Wednesday, March 20, 2013

In brief: Zero Dark Thirty

I wrote a piece about a month ago on the controversies surrounding ‘Django Unchained’ and ‘Zero Dark Thirty’, the idea being to acknowledge the elephant in the room and make any necessary refutations or counter-arguments. I’d then follow up with in-depth reviews of both films, concentrating on them purely as films and not having to get bogged down with the baggage attached to them.
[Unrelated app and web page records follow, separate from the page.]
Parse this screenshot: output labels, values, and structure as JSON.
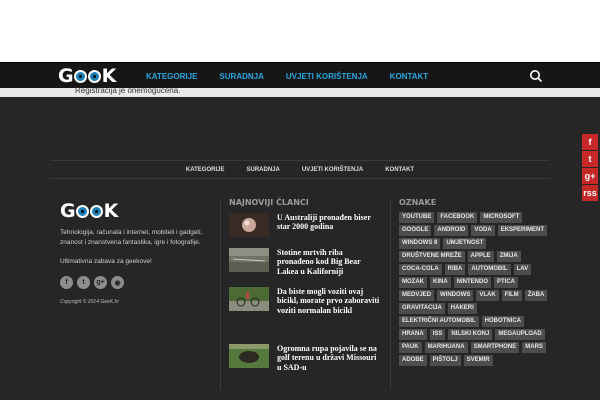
{
  "nav": {
    "logo_text": "GEEK",
    "items": [
      "KATEGORIJE",
      "SURADNJA",
      "UVJETI KORIŠTENJA",
      "KONTAKT"
    ],
    "search_icon": "search-icon"
  },
  "notice": "Registracija je onemogućena.",
  "footer_nav": [
    "KATEGORIJE",
    "SURADNJA",
    "UVJETI KORIŠTENJA",
    "KONTAKT"
  ],
  "about": {
    "description": "Tehnologija, računala i internet, mobiteli i gadgeti, znanost i znanstvena fantastika, igre i fotografije.",
    "tagline": "Ultimativna zabava za geekove!",
    "copyright": "Copyright © 2014 GeeK.hr",
    "social_icons": [
      "facebook-icon",
      "twitter-icon",
      "google-plus-icon",
      "rss-icon"
    ]
  },
  "latest": {
    "title": "NAJNOVIJI ČLANCI",
    "articles": [
      "U Australiji pronađen biser star 2000 godina",
      "Stotine mrtvih riba pronađeno kod Big Bear Lakea u Kaliforniji",
      "Da biste mogli voziti ovaj bicikl, morate prvo zaboraviti voziti normalan bicikl",
      "Ogromna rupa pojavila se na golf terenu u državi Missouri u SAD-u"
    ]
  },
  "tags": {
    "title": "OZNAKE",
    "items": [
      "YOUTUBE",
      "FACEBOOK",
      "MICROSOFT",
      "GOOGLE",
      "ANDROID",
      "VODA",
      "EKSPERIMENT",
      "WINDOWS 8",
      "UMJETNOST",
      "DRUŠTVENE MREŽE",
      "APPLE",
      "ZMIJA",
      "COCA-COLA",
      "RIBA",
      "AUTOMOBIL",
      "LAV",
      "MOZAK",
      "KINA",
      "NINTENDO",
      "PTICA",
      "MEDVJED",
      "WINDOWS",
      "VLAK",
      "FILM",
      "ŽABA",
      "GRAVITACIJA",
      "HAKERI",
      "ELEKTRIČNI AUTOMOBIL",
      "HOBOTNICA",
      "HRANA",
      "ISS",
      "NILSKI KONJ",
      "MEGAUPLOAD",
      "PAUK",
      "MARIHUANA",
      "SMARTPHONE",
      "MARS",
      "ADOBE",
      "PIŠTOLJ",
      "SVEMIR"
    ]
  },
  "float_social": [
    "f",
    "t",
    "g+",
    "rss"
  ],
  "colors": {
    "accent": "#2aa7e2",
    "dark_bg": "#262626",
    "nav_bg": "#161616",
    "social_red": "#c62828",
    "tag_bg": "#4d4d4d"
  }
}
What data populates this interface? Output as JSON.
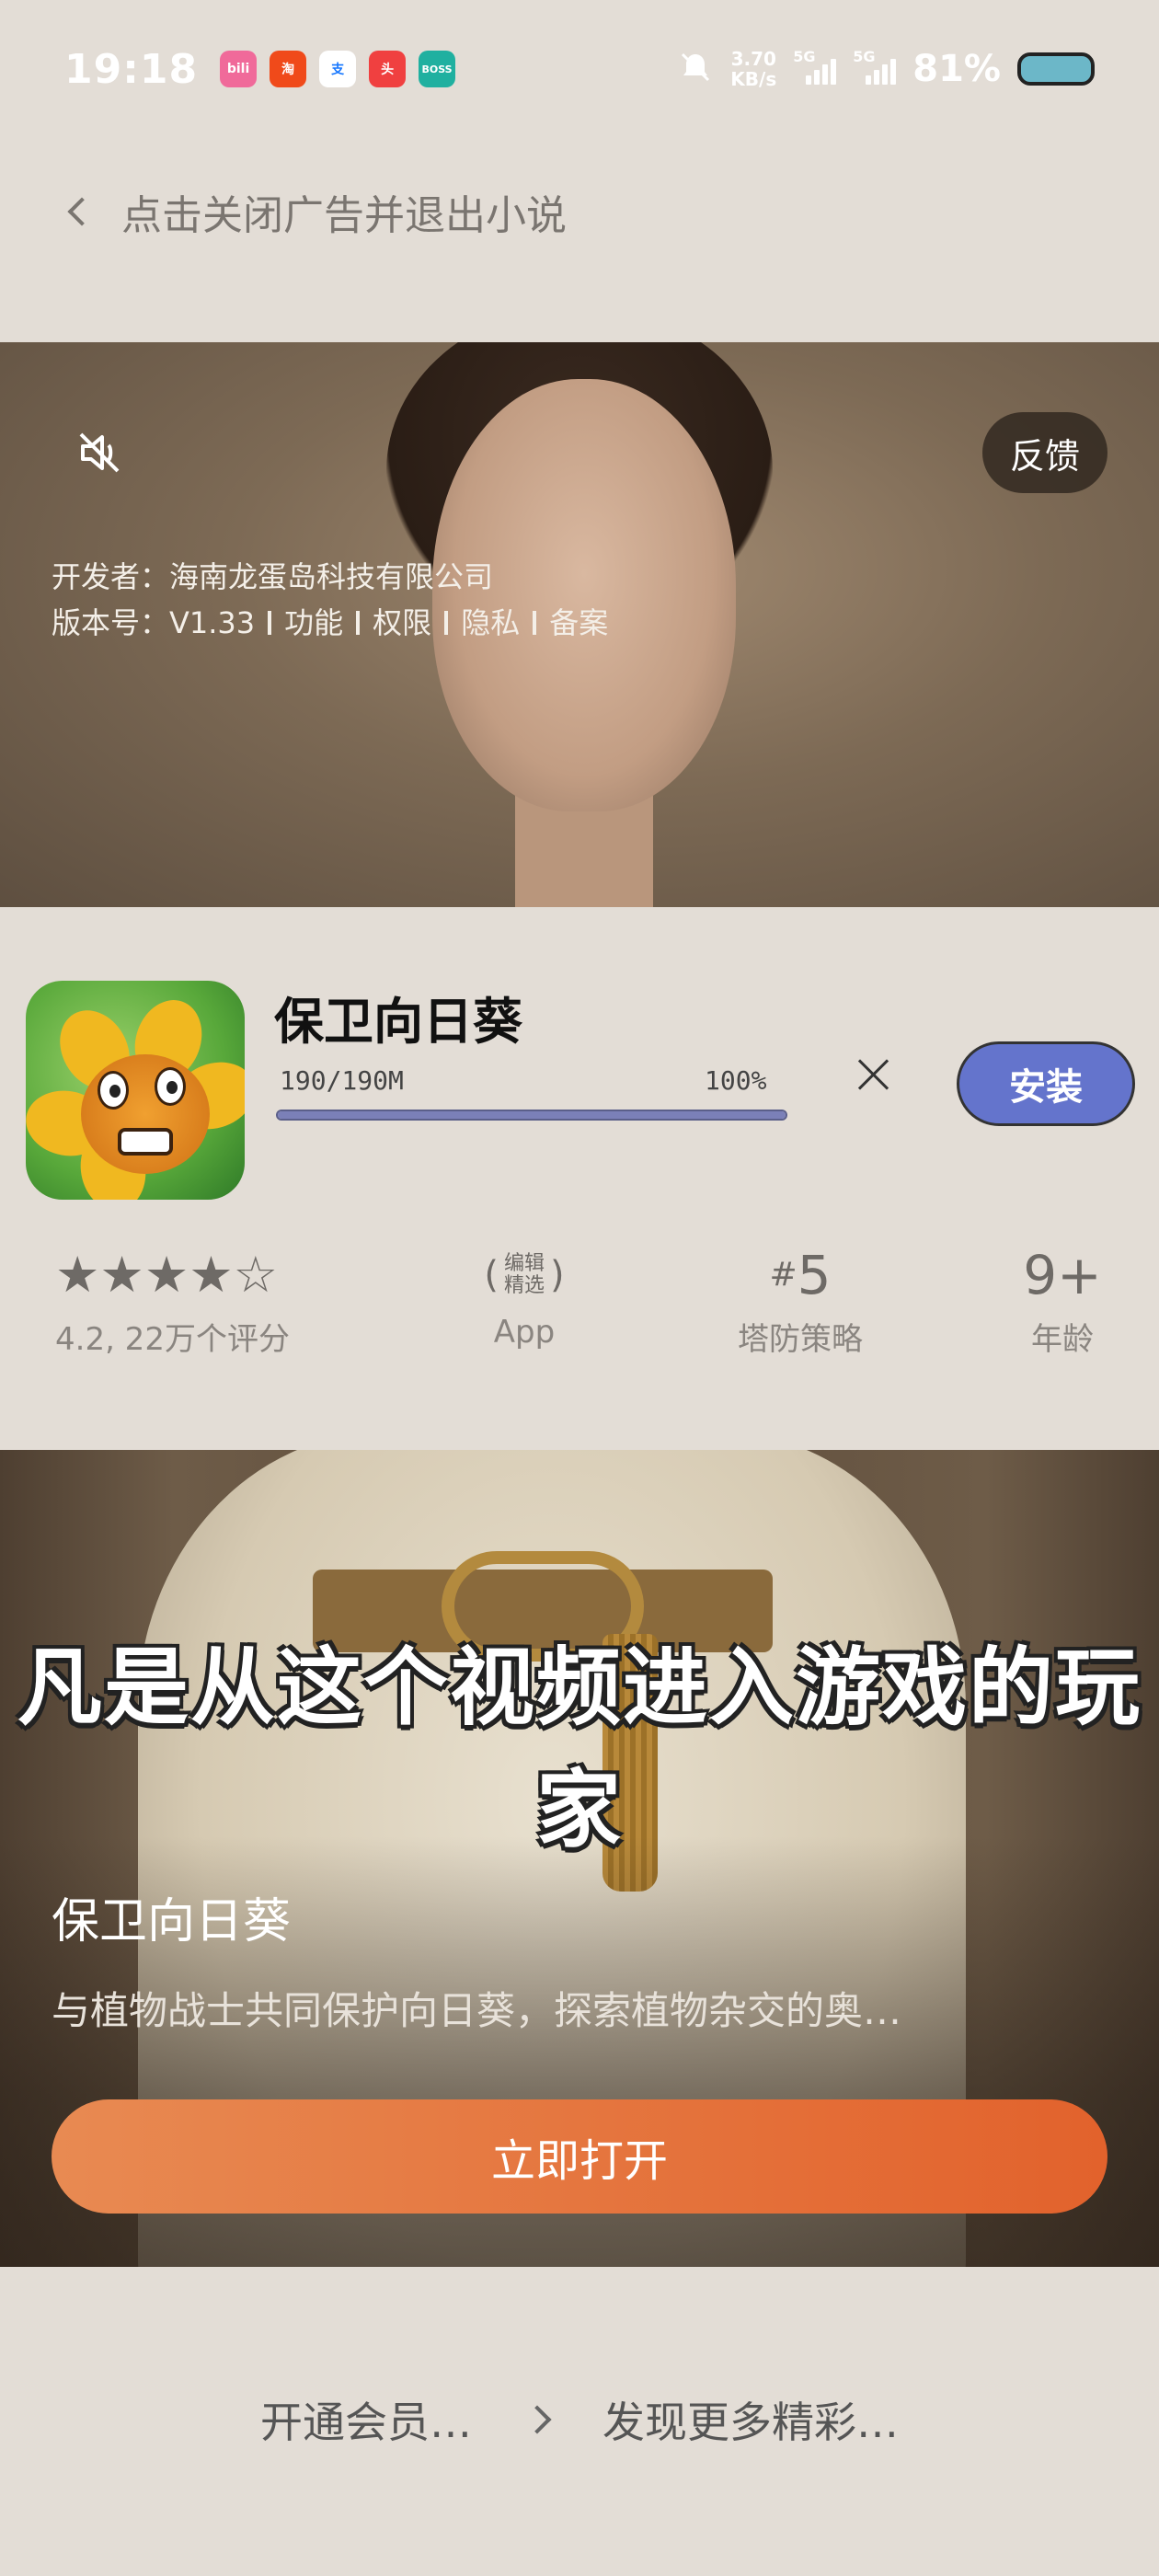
{
  "status_bar": {
    "time": "19:18",
    "apps": [
      {
        "name": "bilibili-app-icon",
        "label": "bili",
        "color": "#f06a9a"
      },
      {
        "name": "taobao-app-icon",
        "label": "淘",
        "color": "#f04a1a"
      },
      {
        "name": "alipay-app-icon",
        "label": "支",
        "color": "#ffffff"
      },
      {
        "name": "toutiao-app-icon",
        "label": "头",
        "color": "#f04040"
      },
      {
        "name": "boss-app-icon",
        "label": "BOSS",
        "color": "#20b0a0"
      }
    ],
    "net_speed_value": "3.70",
    "net_speed_unit": "KB/s",
    "signal_1_label": "5G",
    "signal_2_label": "5G",
    "battery_percent": "81%"
  },
  "back_bar": {
    "label": "点击关闭广告并退出小说"
  },
  "top_video": {
    "feedback_label": "反馈",
    "developer_line": "开发者：海南龙蛋岛科技有限公司",
    "version_label": "版本号：V1.33",
    "links": [
      "功能",
      "权限",
      "隐私",
      "备案"
    ]
  },
  "app_card": {
    "title": "保卫向日葵",
    "download_size": "190/190M",
    "download_percent": "100%",
    "progress_fraction": 1.0,
    "install_label": "安装",
    "rating_stars": "★★★★☆",
    "rating_text": "4.2, 22万个评分",
    "editor_line1": "编辑",
    "editor_line2": "精选",
    "editor_sub": "App",
    "rank_hash": "#",
    "rank_value": "5",
    "rank_sub": "塔防策略",
    "age_value": "9+",
    "age_sub": "年龄"
  },
  "bottom_video": {
    "caption": "凡是从这个视频进入游戏的玩家",
    "game_name": "保卫向日葵",
    "game_desc": "与植物战士共同保护向日葵，探索植物杂交的奥…",
    "open_label": "立即打开"
  },
  "footer": {
    "left_label": "开通会员…",
    "right_label": "发现更多精彩…"
  },
  "colors": {
    "install_button": "#6474cc",
    "open_button_start": "#e88a52",
    "open_button_end": "#e2622c",
    "background": "#e3ddd6"
  }
}
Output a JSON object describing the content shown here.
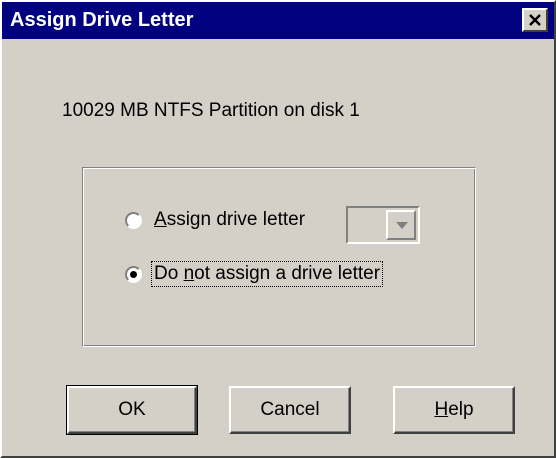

That was the theory, anyway. In practice, I wrote the follow up ‘Django Unchained’ review then I pressganged every avoidance tactic I knew in order to postpone writing about ‘Zero Dark Thirty’. Why? Simple reason: I enjoyed the hell out of ‘Django Unchained’, despite a few minor flaws, but I found ‘Zero Dark Thirty’ ever so slightly boring. Yes, Jessica Chastain’s performance was as on key as we’ve come to expect from her; yes, Mark Strong’s single scene cameo did for the film what Alec Baldwin’s “fuck you, that’s my name” expostulation did for ‘Glengarry Glen Ross’; and yes, that superb last scene effectively underlined the essential pointlessness of everything Chastain’s character had gone through, everything she’d lost to the passage of time, everything her obsession had taken away from her.

Yes, the torture scenes were wincingly horrible. Yes, the attack on the compound was well staged. But I fidgeted for much of the two hour running time. I sneaked glances at my watch. I came out of the cinema in a fug of “meh”. Essentially, ‘Zero Dark Thirty’ is a two-hour espionage drama followed by a single but sustained action sequence. The problem is that the potentially fascinating espionage/intellence agency shenanigans come across under Bigelow’s direction as leaden and uninteresting. It doesn’t help when shaky-cam and whiplash tracking shots seem to conspire to direct attention away from the minutiae of undercover work.

It’s a difficult genre to get right. ‘Tinker Tailor Soldier Spy’ made the world of files and tradecraft riveting. ‘Zero Dark Thirty’ almost expects you to be bored by it. The battle’s lost before the attack helicopters even launch. And an action finale where a tooled-up black ops team take down a largely unarmed enemy force comprising mostly women and children doesn’t give you anything to holler for. A grunt’s radio confirmation that the target – one Osama bin Laden – has been executed “for God and country” is about as far from cathartic as you can get.


Franco Macabro said...

Ive been avoiding it for the same reasons, it looks boring, but I'm sure I'll give it a go at some point, it looks like the kind of film that you watch only once and never revisit again. f

Neil Fulwood said...

Agreed. I went to see it purely because of the controversy surrounding it (I always prefer to make up my own mind about contentious films), but it's one I have no interest in reapproaching.

Erich Kuersten said...

It's appeal really lies if anywhere in the weird similarity between the Chastain character and Bigelow herself. Films like this and Argo are the sorts of things that look easy but involve so many moving parts, set-ups and scenes of complex negotiation, there's so much detail going on some of the scenes here you have to marvel at how well its assembled. The problem is, the assembly is the message. It's true story stuff similar to what Michael Mann tried and failed at in Public Enemies, like Northside 77, that kind of pulpy docudrama, and Bigelow never finds the mythic resonance within it all the way she did in Hurt Locker. Chastain's pretty but she's the least interesting element - imagine if it was Roaslind Russel instead or Paula Prentiss, even Eluzabeth Taylor - Chastain's few outbursts never achieve grandeur, we keep hoping for a Barbara Stanwyck style legitimate dangerous craziness, but she's just acting